The academic background of the Robotic Systems Control Laboraoty is control theory, in particular robust and adaptive control theories. The direct applications of the control theory research include the following specific topics:
A. Controller Design for Mechanical Impedance Reduction
Mechatronic systems that physically interact with humans should guarantee safety, as well as stability and control performance. Mechanical impedance is an effective means to evaluate the safety of such systems. The mechanical impedance represents the magnitude of reaction forces by mechanical system when it is moved. Therefore, low mechanical impedance is one of the requirements of safe mechatronic systems. However, there exists a tradeoff between mechanical impedance, stability, and control performance. In this research, a methodology to design control algorithms for reduction of the mechanical impedance with guaranteed stability is proposed. For the controller design, the mathematical definition of the mechanical impedance for open- and closed-loop systems is introduced in this research. Various analyses on the mechanical impedance from the viewpoint of control systems are given. Then, the controllers are designed for systems with/without right-half complex plane poles and zeroes such that they effectively lower the magnitude of mechanical impedance with guaranteed stability. The proposed method is verified through case studies including simulations and experiments.

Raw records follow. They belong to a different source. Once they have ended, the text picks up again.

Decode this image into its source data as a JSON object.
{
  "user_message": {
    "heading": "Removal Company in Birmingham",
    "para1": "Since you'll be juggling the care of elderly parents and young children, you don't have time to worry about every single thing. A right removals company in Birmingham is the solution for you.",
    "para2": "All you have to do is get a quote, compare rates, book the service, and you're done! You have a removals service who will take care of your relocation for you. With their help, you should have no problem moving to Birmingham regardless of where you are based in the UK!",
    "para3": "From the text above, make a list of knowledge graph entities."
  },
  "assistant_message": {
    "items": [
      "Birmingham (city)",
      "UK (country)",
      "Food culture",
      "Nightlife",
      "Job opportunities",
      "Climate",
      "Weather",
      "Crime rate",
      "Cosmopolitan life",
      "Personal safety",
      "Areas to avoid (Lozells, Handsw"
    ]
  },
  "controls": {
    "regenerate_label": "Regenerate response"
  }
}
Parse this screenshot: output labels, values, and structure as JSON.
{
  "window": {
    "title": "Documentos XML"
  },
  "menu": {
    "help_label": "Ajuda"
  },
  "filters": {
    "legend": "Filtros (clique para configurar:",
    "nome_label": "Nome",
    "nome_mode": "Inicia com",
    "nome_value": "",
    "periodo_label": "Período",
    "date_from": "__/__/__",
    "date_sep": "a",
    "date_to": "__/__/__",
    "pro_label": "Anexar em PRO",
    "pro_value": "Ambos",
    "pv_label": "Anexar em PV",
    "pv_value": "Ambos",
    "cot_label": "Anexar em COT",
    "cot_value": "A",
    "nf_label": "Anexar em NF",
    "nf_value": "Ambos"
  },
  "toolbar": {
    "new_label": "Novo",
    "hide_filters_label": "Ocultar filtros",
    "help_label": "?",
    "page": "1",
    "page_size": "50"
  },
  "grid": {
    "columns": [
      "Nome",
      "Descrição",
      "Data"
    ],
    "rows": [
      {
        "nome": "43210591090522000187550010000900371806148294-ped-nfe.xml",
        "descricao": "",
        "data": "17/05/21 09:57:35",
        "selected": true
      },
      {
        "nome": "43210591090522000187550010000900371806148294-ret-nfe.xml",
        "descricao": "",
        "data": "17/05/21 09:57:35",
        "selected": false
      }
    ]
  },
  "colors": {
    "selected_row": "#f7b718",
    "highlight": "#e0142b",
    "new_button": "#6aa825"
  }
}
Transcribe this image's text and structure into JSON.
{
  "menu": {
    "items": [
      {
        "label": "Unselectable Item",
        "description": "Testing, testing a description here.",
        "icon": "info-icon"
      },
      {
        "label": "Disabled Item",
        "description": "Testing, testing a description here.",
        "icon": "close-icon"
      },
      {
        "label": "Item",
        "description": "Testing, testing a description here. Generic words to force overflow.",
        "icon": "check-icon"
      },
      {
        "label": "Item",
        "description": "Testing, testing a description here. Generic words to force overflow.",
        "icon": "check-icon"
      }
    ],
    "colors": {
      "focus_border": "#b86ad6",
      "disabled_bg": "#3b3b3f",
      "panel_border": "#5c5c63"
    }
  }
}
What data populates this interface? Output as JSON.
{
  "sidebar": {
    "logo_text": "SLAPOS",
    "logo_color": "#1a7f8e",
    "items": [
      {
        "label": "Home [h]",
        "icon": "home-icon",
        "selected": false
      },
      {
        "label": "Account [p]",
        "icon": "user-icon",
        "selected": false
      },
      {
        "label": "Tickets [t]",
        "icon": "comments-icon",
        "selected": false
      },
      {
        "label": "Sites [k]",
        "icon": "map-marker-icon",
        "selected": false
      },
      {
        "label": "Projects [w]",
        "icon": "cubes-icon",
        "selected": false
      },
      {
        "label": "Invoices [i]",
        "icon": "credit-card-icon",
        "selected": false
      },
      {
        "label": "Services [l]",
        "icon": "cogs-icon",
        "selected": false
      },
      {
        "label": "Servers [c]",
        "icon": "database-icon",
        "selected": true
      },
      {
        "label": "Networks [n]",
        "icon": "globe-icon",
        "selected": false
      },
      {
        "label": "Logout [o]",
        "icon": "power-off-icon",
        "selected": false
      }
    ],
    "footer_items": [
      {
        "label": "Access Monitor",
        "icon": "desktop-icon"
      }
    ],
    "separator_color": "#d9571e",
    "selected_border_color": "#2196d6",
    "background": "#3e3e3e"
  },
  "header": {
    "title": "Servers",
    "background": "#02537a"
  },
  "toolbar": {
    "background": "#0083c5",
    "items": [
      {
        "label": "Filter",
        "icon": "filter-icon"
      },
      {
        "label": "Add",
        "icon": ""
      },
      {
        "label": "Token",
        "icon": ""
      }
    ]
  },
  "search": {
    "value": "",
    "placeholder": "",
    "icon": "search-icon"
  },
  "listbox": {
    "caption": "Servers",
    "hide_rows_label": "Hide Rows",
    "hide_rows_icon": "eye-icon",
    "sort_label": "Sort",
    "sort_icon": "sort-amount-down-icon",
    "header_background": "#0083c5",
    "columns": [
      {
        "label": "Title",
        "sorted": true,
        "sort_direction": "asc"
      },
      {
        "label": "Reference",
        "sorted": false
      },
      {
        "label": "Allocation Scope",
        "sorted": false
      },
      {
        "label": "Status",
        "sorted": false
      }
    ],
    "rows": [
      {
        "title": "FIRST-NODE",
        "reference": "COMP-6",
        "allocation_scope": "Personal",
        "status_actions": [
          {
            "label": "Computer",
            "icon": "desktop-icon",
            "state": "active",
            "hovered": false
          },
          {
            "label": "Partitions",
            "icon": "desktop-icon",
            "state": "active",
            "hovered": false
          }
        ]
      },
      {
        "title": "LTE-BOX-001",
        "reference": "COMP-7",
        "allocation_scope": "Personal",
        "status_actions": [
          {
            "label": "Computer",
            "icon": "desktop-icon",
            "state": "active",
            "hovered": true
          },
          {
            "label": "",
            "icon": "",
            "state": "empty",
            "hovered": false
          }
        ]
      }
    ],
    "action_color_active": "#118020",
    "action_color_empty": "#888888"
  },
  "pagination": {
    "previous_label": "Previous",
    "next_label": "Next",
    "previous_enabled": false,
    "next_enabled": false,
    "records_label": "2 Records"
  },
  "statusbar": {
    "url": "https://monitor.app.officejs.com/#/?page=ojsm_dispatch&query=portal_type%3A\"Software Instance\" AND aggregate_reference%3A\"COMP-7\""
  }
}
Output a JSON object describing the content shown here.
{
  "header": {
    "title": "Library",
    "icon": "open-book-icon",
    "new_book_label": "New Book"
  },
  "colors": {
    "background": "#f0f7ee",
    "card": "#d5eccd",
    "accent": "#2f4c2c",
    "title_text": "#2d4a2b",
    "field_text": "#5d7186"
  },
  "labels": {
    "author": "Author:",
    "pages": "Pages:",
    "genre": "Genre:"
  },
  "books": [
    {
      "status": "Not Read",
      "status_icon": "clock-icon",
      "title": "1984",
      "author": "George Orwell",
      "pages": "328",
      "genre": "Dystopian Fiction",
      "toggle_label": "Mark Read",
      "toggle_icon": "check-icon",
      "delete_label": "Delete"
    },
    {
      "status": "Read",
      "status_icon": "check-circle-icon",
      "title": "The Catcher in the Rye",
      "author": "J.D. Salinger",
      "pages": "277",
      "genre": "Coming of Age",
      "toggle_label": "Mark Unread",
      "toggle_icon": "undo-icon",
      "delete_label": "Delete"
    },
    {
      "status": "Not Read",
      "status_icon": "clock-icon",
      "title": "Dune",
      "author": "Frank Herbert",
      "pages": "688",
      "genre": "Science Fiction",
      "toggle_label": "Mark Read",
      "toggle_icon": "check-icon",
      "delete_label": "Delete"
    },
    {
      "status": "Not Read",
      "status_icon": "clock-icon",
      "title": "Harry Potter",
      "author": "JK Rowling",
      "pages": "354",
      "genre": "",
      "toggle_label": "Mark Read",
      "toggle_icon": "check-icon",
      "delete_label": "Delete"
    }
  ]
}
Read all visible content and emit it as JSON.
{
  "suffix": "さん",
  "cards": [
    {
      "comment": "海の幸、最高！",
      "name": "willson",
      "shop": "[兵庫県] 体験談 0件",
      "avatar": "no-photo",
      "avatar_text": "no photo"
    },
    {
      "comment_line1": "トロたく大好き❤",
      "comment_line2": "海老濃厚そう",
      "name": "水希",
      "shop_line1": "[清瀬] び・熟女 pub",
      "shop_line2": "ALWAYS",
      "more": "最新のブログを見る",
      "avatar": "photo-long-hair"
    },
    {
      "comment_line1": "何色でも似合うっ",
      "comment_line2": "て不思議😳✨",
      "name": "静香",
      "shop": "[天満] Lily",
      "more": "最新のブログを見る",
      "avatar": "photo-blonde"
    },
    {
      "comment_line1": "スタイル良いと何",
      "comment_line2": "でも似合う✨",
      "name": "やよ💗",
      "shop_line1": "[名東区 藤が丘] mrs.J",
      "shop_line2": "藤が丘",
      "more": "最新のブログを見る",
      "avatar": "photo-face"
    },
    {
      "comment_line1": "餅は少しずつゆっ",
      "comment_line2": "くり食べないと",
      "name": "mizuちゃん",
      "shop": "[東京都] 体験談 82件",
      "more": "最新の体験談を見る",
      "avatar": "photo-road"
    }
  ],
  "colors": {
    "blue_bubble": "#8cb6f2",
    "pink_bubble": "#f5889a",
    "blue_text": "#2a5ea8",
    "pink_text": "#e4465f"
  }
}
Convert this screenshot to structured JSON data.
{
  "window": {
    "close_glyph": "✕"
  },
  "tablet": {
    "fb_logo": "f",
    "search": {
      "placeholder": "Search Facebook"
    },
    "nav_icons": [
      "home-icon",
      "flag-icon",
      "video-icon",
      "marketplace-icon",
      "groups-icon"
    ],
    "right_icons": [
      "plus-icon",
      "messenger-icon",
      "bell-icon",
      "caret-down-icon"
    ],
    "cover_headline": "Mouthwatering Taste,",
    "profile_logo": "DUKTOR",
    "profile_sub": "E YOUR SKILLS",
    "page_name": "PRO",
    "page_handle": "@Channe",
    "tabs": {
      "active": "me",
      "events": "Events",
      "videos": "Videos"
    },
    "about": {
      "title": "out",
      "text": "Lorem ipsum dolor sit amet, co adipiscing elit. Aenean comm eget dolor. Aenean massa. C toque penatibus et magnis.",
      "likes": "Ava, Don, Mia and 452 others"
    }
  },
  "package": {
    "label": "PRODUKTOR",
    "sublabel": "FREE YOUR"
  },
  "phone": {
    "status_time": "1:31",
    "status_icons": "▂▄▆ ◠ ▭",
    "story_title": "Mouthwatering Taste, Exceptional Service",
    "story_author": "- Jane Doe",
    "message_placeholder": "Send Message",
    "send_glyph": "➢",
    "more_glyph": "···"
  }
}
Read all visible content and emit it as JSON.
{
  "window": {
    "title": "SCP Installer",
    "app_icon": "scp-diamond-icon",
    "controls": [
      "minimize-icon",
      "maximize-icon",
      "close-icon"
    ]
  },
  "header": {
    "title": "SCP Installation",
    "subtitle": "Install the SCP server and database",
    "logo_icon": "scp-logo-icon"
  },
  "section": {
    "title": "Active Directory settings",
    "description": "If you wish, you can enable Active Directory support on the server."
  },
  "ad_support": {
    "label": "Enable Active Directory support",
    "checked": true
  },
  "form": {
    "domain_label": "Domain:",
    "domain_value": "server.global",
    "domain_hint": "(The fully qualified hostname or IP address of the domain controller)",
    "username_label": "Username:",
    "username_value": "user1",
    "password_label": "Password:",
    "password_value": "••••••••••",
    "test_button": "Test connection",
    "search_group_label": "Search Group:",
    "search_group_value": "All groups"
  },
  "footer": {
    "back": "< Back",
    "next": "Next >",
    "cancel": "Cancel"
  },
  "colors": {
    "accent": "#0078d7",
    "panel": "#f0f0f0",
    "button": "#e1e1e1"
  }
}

Impedance Reduction Control
B. Frequency-Shaped Impedance Control for Safe Human--Robot Interaction in Reference Tracking Application
In the control of industrial robots, both safety and reference tracking performance are required. For safe human-robot interaction, robots should exhibit low mechanical (or controlled) impedance so that they react to the interaction forces in a compliant manner. On the other hand, the reference tracking requires for the robots to reject exogenous disturbances, which results in an increased impedance. In order to achieve these two conflicting objectives, a frequency-shaped impedance control (FSIC) method is proposed in this research. The proposed method utilizes the two different functionalities of the disturbance observer (DOB): a disturbance estimation function as an observer and a disturbance rejection function as a feedback controller. Namely, the DOB is utilized as an observer at the frequencies where the robots interact with humans, while it is used as a feedback controller (i.e., disturbance rejection controller) at the frequencies where the reference tracking is required. The proposed approach is realized by shaping a filter of the DOB in the frequency domain so that the impedance is manipulated to achieve both the compliant interaction and reference tracking. The compromised reference tracking performance in the frequency range, where the impedance is set low, can also be supplemented by feedforward control. A typical feedback controller and a feedforward controller are designed in addition to the DOB-controlled system as the whole control system to enhance reference tracking performance and the betterment of stability robustness. The proposed method is verified by experimental results in this research.

Frequency-Shaped Impedance Control
C. Real-time Nonlinear Programming
In this research, a complementary method that optimizes an arbitrary multi-variable cost function in real-time is proposed. Taking the advantages of both NLP and ESC, the variables are updated by the steepest descent method of NLP, while the gradient of the cost function is continuously estimated by the amplitude modulation as in ESC. Unlike the ESC, the proposed method does not require the design of complicated filters. The optimization performance is verified by simulations on time-varying and noisy cost functions, as well as automatic controller tuning applications.

Simulation of Real-Time Nonlinear Programming on two-dimensional noisy cost function;
(Left) without noise, (Right) with Gaussian noise.